- _EXERCISE DESCRIPTION_: The answer must consist of every line below that holds the word "subtitle".

- _INPUT_:
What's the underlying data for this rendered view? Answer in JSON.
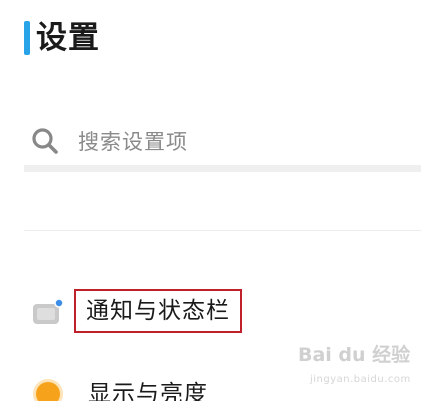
{
  "header": {
    "title": "设置"
  },
  "search": {
    "placeholder": "搜索设置项"
  },
  "settings": {
    "items": [
      {
        "label": "通知与状态栏",
        "icon": "notification-icon",
        "highlighted": true
      },
      {
        "label": "显示与亮度",
        "icon": "brightness-icon",
        "highlighted": false
      }
    ]
  },
  "watermark": {
    "text": "Bai du 经验",
    "subtext": "jingyan.baidu.com"
  },
  "colors": {
    "title_accent": "#29a3e8",
    "search_icon": "#888888",
    "notify_icon": "#c9c9c9",
    "notify_dot": "#3b8de8",
    "display_icon": "#f7a21b",
    "highlight_border": "#c0202a"
  }
}
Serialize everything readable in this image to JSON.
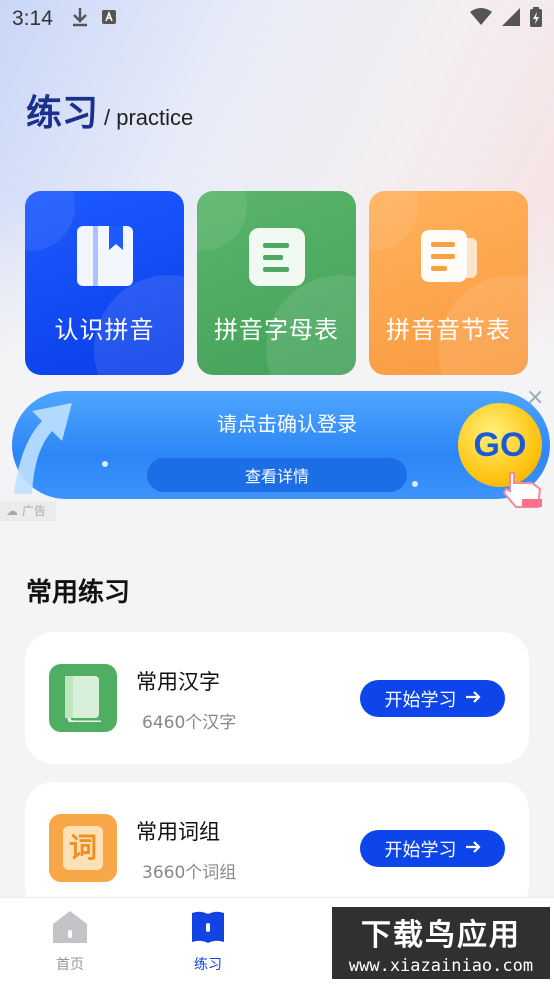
{
  "status": {
    "time": "3:14"
  },
  "header": {
    "title_cn": "练习",
    "title_en": "/ practice"
  },
  "cards": [
    {
      "label": "认识拼音",
      "icon": "book-icon",
      "color": "#1d5bff"
    },
    {
      "label": "拼音字母表",
      "icon": "list-icon",
      "color": "#52ac63"
    },
    {
      "label": "拼音音节表",
      "icon": "document-icon",
      "color": "#fca84d"
    }
  ],
  "ad": {
    "title": "请点击确认登录",
    "button": "查看详情",
    "go": "GO",
    "tag": "广告"
  },
  "section": {
    "title": "常用练习"
  },
  "items": [
    {
      "title": "常用汉字",
      "subtitle": "6460个汉字",
      "button": "开始学习",
      "icon": "book-icon",
      "color": "#4fae62"
    },
    {
      "title": "常用词组",
      "subtitle": "3660个词组",
      "button": "开始学习",
      "icon": "ci-character-icon",
      "icon_text": "词",
      "color": "#f8a748"
    }
  ],
  "tabbar": {
    "items": [
      {
        "label": "首页",
        "icon": "home-icon",
        "active": false
      },
      {
        "label": "练习",
        "icon": "practice-book-icon",
        "active": true
      }
    ]
  },
  "watermark": {
    "cn": "下载鸟应用",
    "en": "www.xiazainiao.com"
  },
  "colors": {
    "accent": "#0d45ea",
    "title": "#1b2f8c"
  }
}
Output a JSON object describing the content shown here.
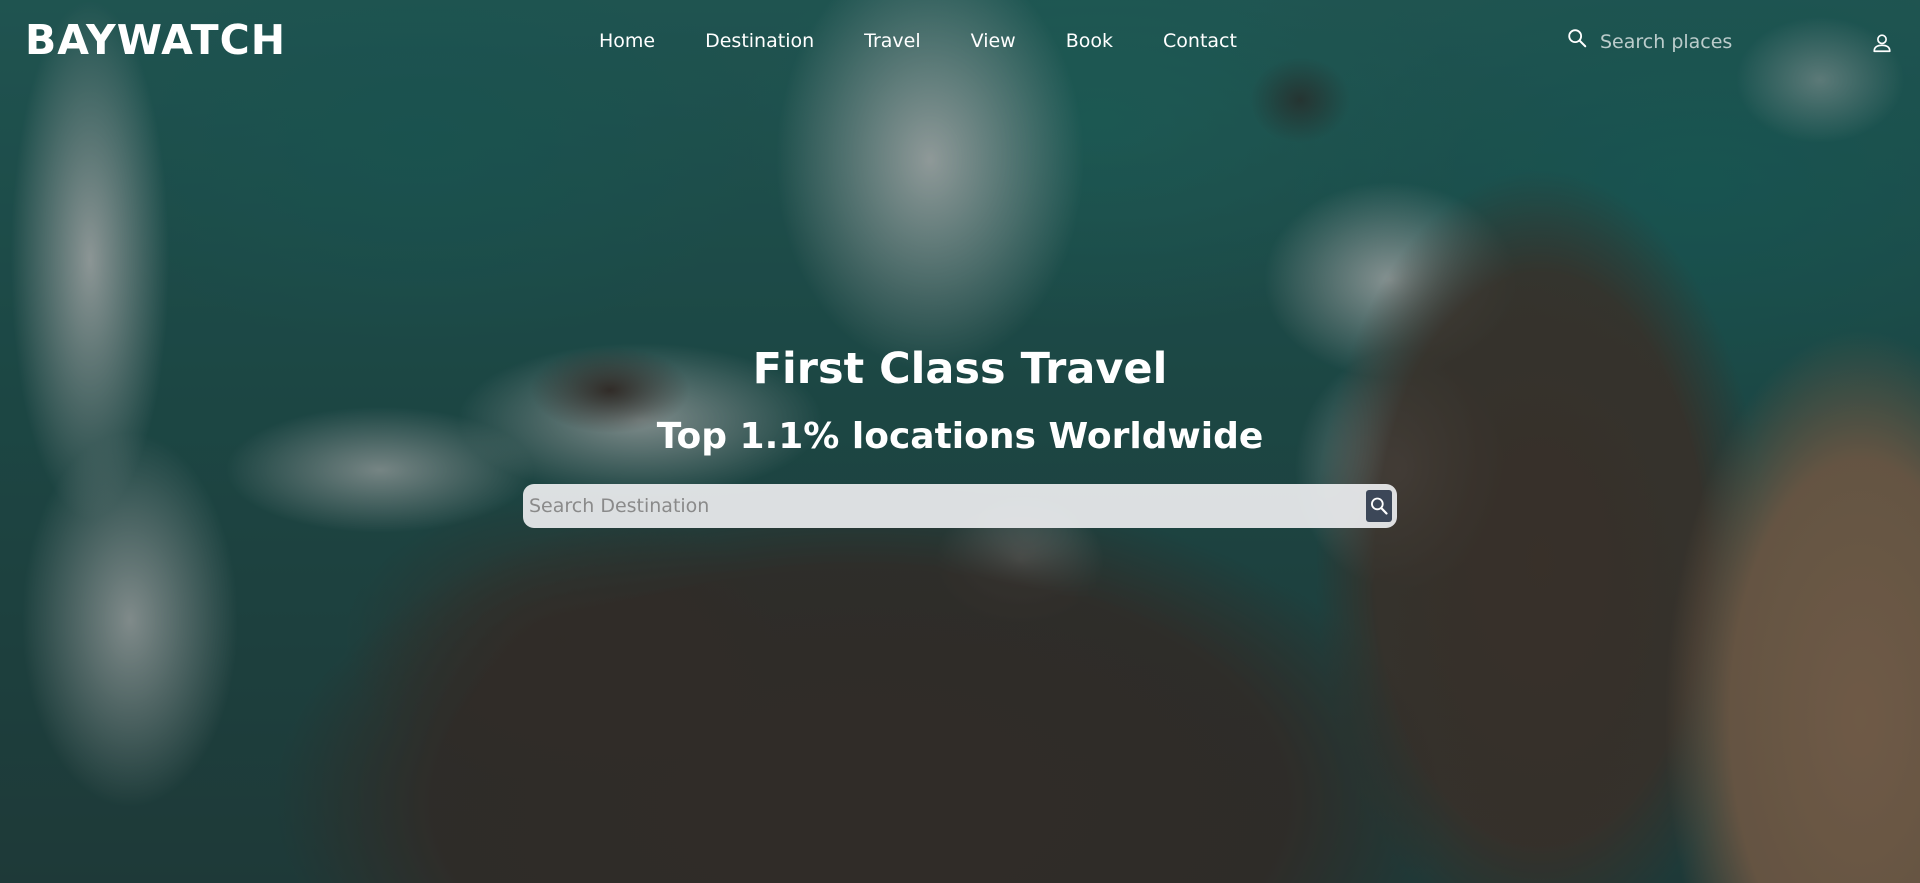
{
  "brand": {
    "logo": "BAYWATCH"
  },
  "nav": {
    "items": [
      {
        "label": "Home"
      },
      {
        "label": "Destination"
      },
      {
        "label": "Travel"
      },
      {
        "label": "View"
      },
      {
        "label": "Book"
      },
      {
        "label": "Contact"
      }
    ],
    "search": {
      "placeholder": "Search places",
      "icon": "search-icon"
    },
    "user_icon": "user-icon"
  },
  "hero": {
    "title": "First Class Travel",
    "subtitle": "Top 1.1% locations Worldwide",
    "search": {
      "placeholder": "Search Destination",
      "button_icon": "search-icon"
    }
  },
  "colors": {
    "text": "#ffffff",
    "search_bg": "#ebecee",
    "search_button": "#3c4758"
  }
}
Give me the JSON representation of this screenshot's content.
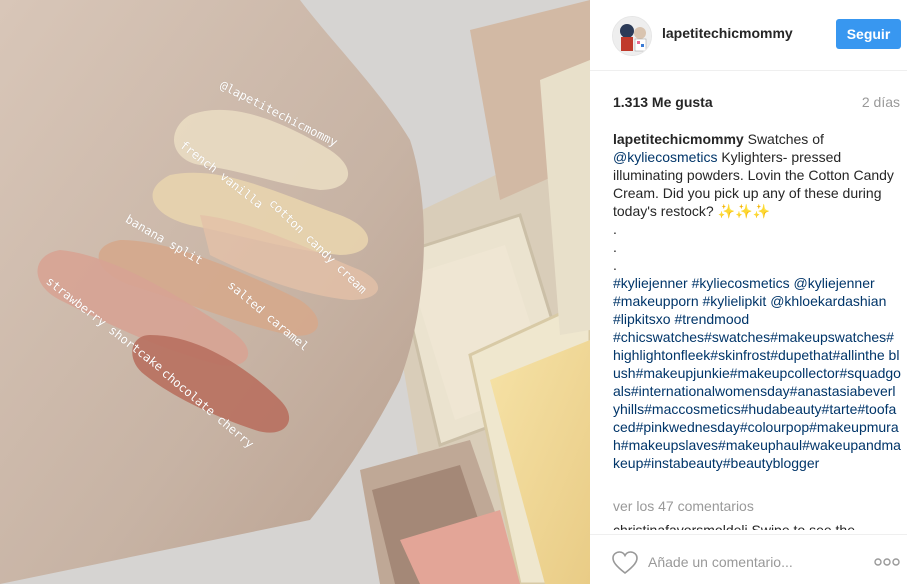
{
  "photo": {
    "labels": {
      "handle": "@lapetitechicmommy",
      "french_vanilla": "french vanilla",
      "cotton_candy": "cotton candy cream",
      "banana_split": "banana split",
      "salted_caramel": "salted caramel",
      "strawberry": "strawberry shortcake",
      "chocolate": "chocolate cherry"
    },
    "colors": {
      "skin": "#c9b6a6",
      "french_vanilla": "#e9dcc2",
      "cotton_candy": "#e4c1a8",
      "banana_split": "#e8d4ae",
      "salted_caramel": "#d5a88c",
      "strawberry": "#d7a393",
      "chocolate": "#b8705f",
      "palette_cream": "#ebe3cf",
      "palette_gold": "#f2dca0",
      "palette_pink": "#e3a597"
    }
  },
  "header": {
    "username": "lapetitechicmommy",
    "follow_label": "Seguir"
  },
  "stats": {
    "likes": "1.313 Me gusta",
    "date": "2 días"
  },
  "caption": {
    "username": "lapetitechicmommy",
    "text_before": " Swatches of ",
    "mention": "@kyliecosmetics",
    "text_after": " Kylighters- pressed illuminating powders. Lovin the Cotton Candy Cream. Did you pick up any of these during today's restock? ✨✨✨",
    "dots": [
      ".",
      ".",
      "."
    ],
    "tags_line1": "#kyliejenner #kyliecosmetics @kyliejenner #makeupporn #kylielipkit @khloekardashian #lipkitsxo #trendmood",
    "tags_line2": "#chicswatches#swatches#makeupswatches#highlightonfleek#skinfrost#dupethat#allinthe blush#makeupjunkie#makeupcollector#squadgoals#internationalwomensday#anastasiabeverlyhills#maccosmetics#hudabeauty#tarte#toofaced#pinkwednesday#colourpop#makeupmurah#makeupslaves#makeuphaul#wakeupandmakeup#instabeauty#beautyblogger"
  },
  "comments": {
    "view_all": "ver los 47 comentarios",
    "cut_off": "christinafavorsmoldeli Swipe to see the shades"
  },
  "footer": {
    "comment_placeholder": "Añade un comentario..."
  },
  "icons": {
    "heart": "heart-icon",
    "more": "more-options-icon"
  }
}
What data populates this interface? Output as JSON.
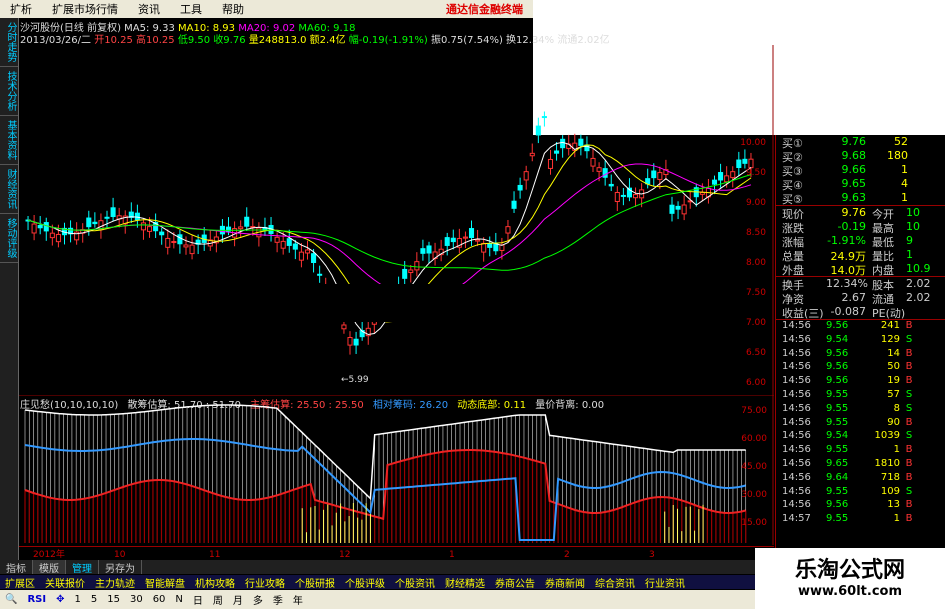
{
  "menu": {
    "items": [
      "扩析",
      "扩展市场行情",
      "资讯",
      "工具",
      "帮助"
    ],
    "ad": "通达信金融终端"
  },
  "left_tabs": [
    "分时走势",
    "技术分析",
    "基本资料",
    "财经资讯",
    "移动评级"
  ],
  "info1": {
    "name": "沙河股份(日线 前复权)",
    "ma5": "MA5: 9.33",
    "ma10": "MA10: 8.93",
    "ma20": "MA20: 9.02",
    "ma60": "MA60: 9.18"
  },
  "info2": {
    "date": "2013/03/26/二",
    "open": "开10.25",
    "high": "高10.25",
    "low": "低9.50",
    "close": "收9.76",
    "vol": "量248813.0",
    "amt": "额2.4亿",
    "chg": "幅-0.19(-1.91%)",
    "amp": "振0.75(7.54%)",
    "turn": "换12.34%",
    "flow": "流通2.02亿"
  },
  "price_axis": [
    "10.00",
    "9.50",
    "9.00",
    "8.50",
    "8.00",
    "7.50",
    "7.00",
    "6.50",
    "6.00"
  ],
  "low_marker": "←5.99",
  "indicator": {
    "name": "庄见愁(10,10,10,10)",
    "a": "散筹估算: 51.70 : 51.70",
    "b": "主筹估算: 25.50 : 25.50",
    "c": "相对筹码: 26.20",
    "d": "动态底部: 0.11",
    "e": "量价背离: 0.00"
  },
  "ind_axis": [
    "75.00",
    "60.00",
    "45.00",
    "30.00",
    "15.00"
  ],
  "time_axis": [
    "2012年",
    "10",
    "11",
    "12",
    "1",
    "2",
    "3"
  ],
  "bottom1": [
    "指标",
    "模版",
    "管理",
    "另存为"
  ],
  "bottom2": [
    "扩展区",
    "关联报价",
    "主力轨迹",
    "智能解盘",
    "机构攻略",
    "行业攻略",
    "个股研报",
    "个股评级",
    "个股资讯",
    "财经精选",
    "券商公告",
    "券商新闻",
    "综合资讯",
    "行业资讯"
  ],
  "bottom3": [
    "RSI",
    "1",
    "5",
    "15",
    "30",
    "60",
    "N",
    "日",
    "周",
    "月",
    "多",
    "季",
    "年"
  ],
  "buy_orders": [
    {
      "label": "买①",
      "price": "9.76",
      "qty": "52"
    },
    {
      "label": "买②",
      "price": "9.68",
      "qty": "180"
    },
    {
      "label": "买③",
      "price": "9.66",
      "qty": "1"
    },
    {
      "label": "买④",
      "price": "9.65",
      "qty": "4"
    },
    {
      "label": "买⑤",
      "price": "9.63",
      "qty": "1"
    }
  ],
  "stats": [
    {
      "k1": "现价",
      "v1": "9.76",
      "k2": "今开",
      "v2": "10"
    },
    {
      "k1": "涨跌",
      "v1": "-0.19",
      "k2": "最高",
      "v2": "10"
    },
    {
      "k1": "涨幅",
      "v1": "-1.91%",
      "k2": "最低",
      "v2": "9"
    },
    {
      "k1": "总量",
      "v1": "24.9万",
      "k2": "量比",
      "v2": "1"
    },
    {
      "k1": "外盘",
      "v1": "14.0万",
      "k2": "内盘",
      "v2": "10.9"
    }
  ],
  "stats2": [
    {
      "k1": "换手",
      "v1": "12.34%",
      "k2": "股本",
      "v2": "2.02"
    },
    {
      "k1": "净资",
      "v1": "2.67",
      "k2": "流通",
      "v2": "2.02"
    },
    {
      "k1": "收益(三)",
      "v1": "-0.087",
      "k2": "PE(动)",
      "v2": ""
    }
  ],
  "trades": [
    {
      "t": "14:56",
      "p": "9.56",
      "q": "241",
      "s": "B"
    },
    {
      "t": "14:56",
      "p": "9.54",
      "q": "129",
      "s": "S"
    },
    {
      "t": "14:56",
      "p": "9.56",
      "q": "14",
      "s": "B"
    },
    {
      "t": "14:56",
      "p": "9.56",
      "q": "50",
      "s": "B"
    },
    {
      "t": "14:56",
      "p": "9.56",
      "q": "19",
      "s": "B"
    },
    {
      "t": "14:56",
      "p": "9.55",
      "q": "57",
      "s": "S"
    },
    {
      "t": "14:56",
      "p": "9.55",
      "q": "8",
      "s": "S"
    },
    {
      "t": "14:56",
      "p": "9.55",
      "q": "90",
      "s": "B"
    },
    {
      "t": "14:56",
      "p": "9.54",
      "q": "1039",
      "s": "S"
    },
    {
      "t": "14:56",
      "p": "9.55",
      "q": "1",
      "s": "B"
    },
    {
      "t": "14:56",
      "p": "9.65",
      "q": "1810",
      "s": "B"
    },
    {
      "t": "14:56",
      "p": "9.64",
      "q": "718",
      "s": "B"
    },
    {
      "t": "14:56",
      "p": "9.55",
      "q": "109",
      "s": "S"
    },
    {
      "t": "14:56",
      "p": "9.56",
      "q": "13",
      "s": "B"
    },
    {
      "t": "14:57",
      "p": "9.55",
      "q": "1",
      "s": "B"
    }
  ],
  "logo": {
    "cn": "乐淘公式网",
    "url": "www.60lt.com"
  },
  "colors": {
    "up": "#ff3333",
    "down": "#00ffff",
    "ma5": "#ffffff",
    "ma10": "#ffff00",
    "ma20": "#ff00ff",
    "ma60": "#00ff00"
  }
}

- _OUTPUT OF THE EXERCISE_:
      "subtitle": "6460个汉字",
      "subtitle": "3660个词组",
    "subtitle": "Top 1.1% locations Worldwide",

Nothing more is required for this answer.